## Task objective
Within the listing below, show every line that contains the word "WILLIE".

★ ★ ★ ★ ★

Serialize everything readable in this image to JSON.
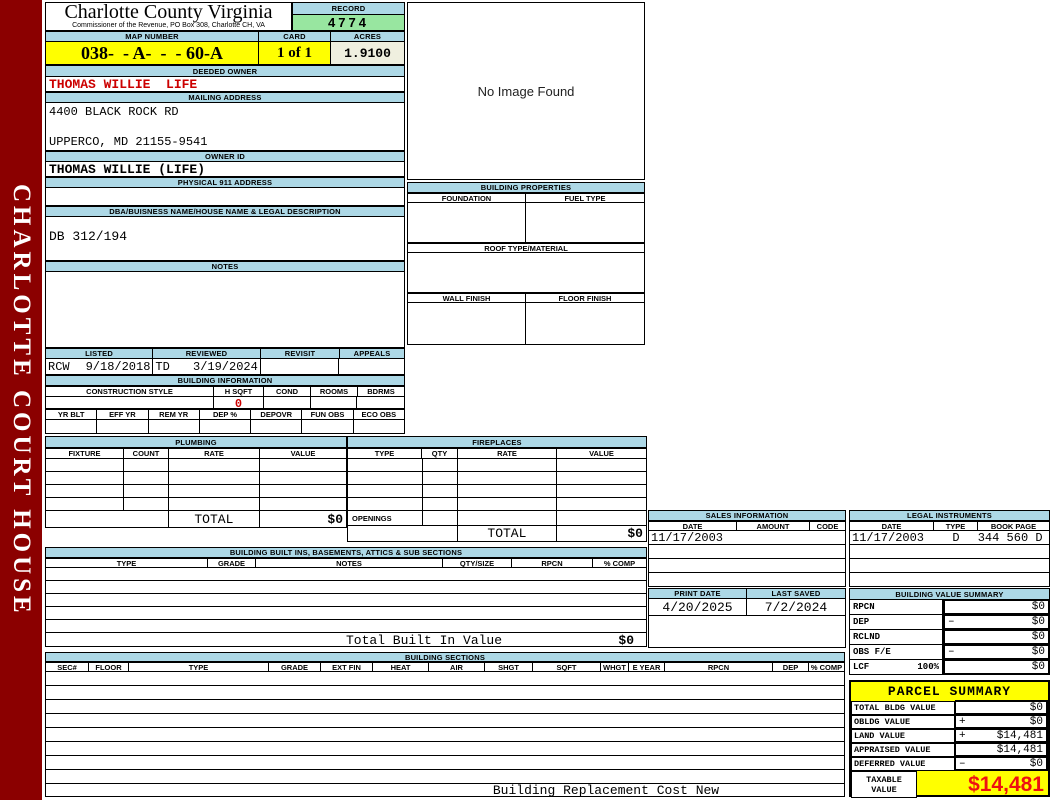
{
  "sidebar": {
    "title": "CHARLOTTE COURT HOUSE"
  },
  "header": {
    "county_title": "Charlotte County Virginia",
    "commissioner_line": "Commissioner of the Revenue, PO Box 308, Charlotte CH, VA",
    "record_label": "RECORD",
    "record_value": "4774",
    "map_number_label": "MAP NUMBER",
    "map_number_value": "038-  - A-  -  - 60-A",
    "card_label": "CARD",
    "card_value": "1 of 1",
    "acres_label": "ACRES",
    "acres_value": "1.9100"
  },
  "owner": {
    "deeded_owner_label": "DEEDED OWNER",
    "deeded_owner_value": "THOMAS WILLIE  LIFE",
    "mailing_address_label": "MAILING ADDRESS",
    "mailing_address_line1": "4400 BLACK ROCK RD",
    "mailing_address_line2": "UPPERCO, MD 21155-9541",
    "owner_id_label": "OWNER ID",
    "owner_id_value": "THOMAS WILLIE (LIFE)",
    "physical_address_label": "PHYSICAL 911 ADDRESS",
    "physical_address_value": ""
  },
  "description": {
    "dba_label": "DBA/BUISNESS NAME/HOUSE NAME & LEGAL DESCRIPTION",
    "dba_value": "DB 312/194",
    "notes_label": "NOTES",
    "notes_value": ""
  },
  "review": {
    "listed_label": "LISTED",
    "listed_by": "RCW",
    "listed_date": "9/18/2018",
    "reviewed_label": "REVIEWED",
    "reviewed_by": "TD",
    "reviewed_date": "3/19/2024",
    "revisit_label": "REVISIT",
    "revisit_value": "",
    "appeals_label": "APPEALS",
    "appeals_value": ""
  },
  "building_info": {
    "title": "BUILDING INFORMATION",
    "row1_headers": [
      "CONSTRUCTION STYLE",
      "H SQFT",
      "COND",
      "ROOMS",
      "BDRMS"
    ],
    "h_sqft_value": "0",
    "row2_headers": [
      "YR BLT",
      "EFF YR",
      "REM YR",
      "DEP %",
      "DEPOVR",
      "FUN OBS",
      "ECO OBS"
    ]
  },
  "plumbing": {
    "title": "PLUMBING",
    "headers": [
      "FIXTURE",
      "COUNT",
      "RATE",
      "VALUE"
    ],
    "total_label": "TOTAL",
    "total_value": "$0"
  },
  "fireplaces": {
    "title": "FIREPLACES",
    "headers": [
      "TYPE",
      "QTY",
      "RATE",
      "VALUE"
    ],
    "openings_label": "OPENINGS",
    "total_label": "TOTAL",
    "total_value": "$0"
  },
  "built_ins": {
    "title": "BUILDING BUILT INS, BASEMENTS, ATTICS & SUB SECTIONS",
    "headers": [
      "TYPE",
      "GRADE",
      "NOTES",
      "QTY/SIZE",
      "RPCN",
      "% COMP"
    ],
    "total_label": "Total Built In Value",
    "total_value": "$0"
  },
  "building_sections": {
    "title": "BUILDING SECTIONS",
    "headers": [
      "SEC#",
      "FLOOR",
      "TYPE",
      "GRADE",
      "EXT FIN",
      "HEAT",
      "AIR",
      "SHGT",
      "SQFT",
      "WHGT",
      "E YEAR",
      "RPCN",
      "DEP",
      "% COMP"
    ],
    "footer_label": "Building Replacement Cost New"
  },
  "image_panel": {
    "message": "No Image Found"
  },
  "building_properties": {
    "title": "BUILDING PROPERTIES",
    "foundation_label": "FOUNDATION",
    "fuel_type_label": "FUEL TYPE",
    "roof_label": "ROOF TYPE/MATERIAL",
    "wall_finish_label": "WALL FINISH",
    "floor_finish_label": "FLOOR FINISH"
  },
  "sales": {
    "title": "SALES INFORMATION",
    "headers": [
      "DATE",
      "AMOUNT",
      "CODE"
    ],
    "rows": [
      {
        "date": "11/17/2003",
        "amount": "",
        "code": ""
      }
    ]
  },
  "legal_instruments": {
    "title": "LEGAL INSTRUMENTS",
    "headers": [
      "DATE",
      "TYPE",
      "BOOK PAGE"
    ],
    "rows": [
      {
        "date": "11/17/2003",
        "type": "D",
        "book_page": "344 560 D"
      }
    ]
  },
  "dates": {
    "print_date_label": "PRINT DATE",
    "print_date_value": "4/20/2025",
    "last_saved_label": "LAST SAVED",
    "last_saved_value": "7/2/2024"
  },
  "building_value_summary": {
    "title": "BUILDING VALUE SUMMARY",
    "rows": [
      {
        "label": "RPCN",
        "pct": "",
        "sign": "",
        "value": "$0"
      },
      {
        "label": "DEP",
        "pct": "",
        "sign": "–",
        "value": "$0"
      },
      {
        "label": "RCLND",
        "pct": "",
        "sign": "",
        "value": "$0"
      },
      {
        "label": "OBS F/E",
        "pct": "",
        "sign": "–",
        "value": "$0"
      },
      {
        "label": "LCF",
        "pct": "100%",
        "sign": "",
        "value": "$0"
      }
    ]
  },
  "parcel_summary": {
    "title": "PARCEL SUMMARY",
    "rows": [
      {
        "label": "TOTAL BLDG VALUE",
        "sign": "",
        "value": "$0"
      },
      {
        "label": "OBLDG VALUE",
        "sign": "+",
        "value": "$0"
      },
      {
        "label": "LAND VALUE",
        "sign": "+",
        "value": "$14,481"
      },
      {
        "label": "APPRAISED VALUE",
        "sign": "",
        "value": "$14,481"
      },
      {
        "label": "DEFERRED VALUE",
        "sign": "–",
        "value": "$0"
      }
    ],
    "taxable_label": "TAXABLE VALUE",
    "taxable_value": "$14,481"
  },
  "colors": {
    "sidebar_maroon": "#8B0000",
    "header_blue": "#ADD8E6",
    "record_green": "#98E6A0",
    "highlight_yellow": "#FFFF00",
    "acres_cream": "#EFEFDF",
    "owner_red": "#CC0000",
    "taxable_red": "#EE1111",
    "alt_row": "#F2F4FB"
  }
}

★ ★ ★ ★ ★

## Answer area
    "deeded_owner_value": "THOMAS WILLIE  LIFE",
    "owner_id_value": "THOMAS WILLIE (LIFE)",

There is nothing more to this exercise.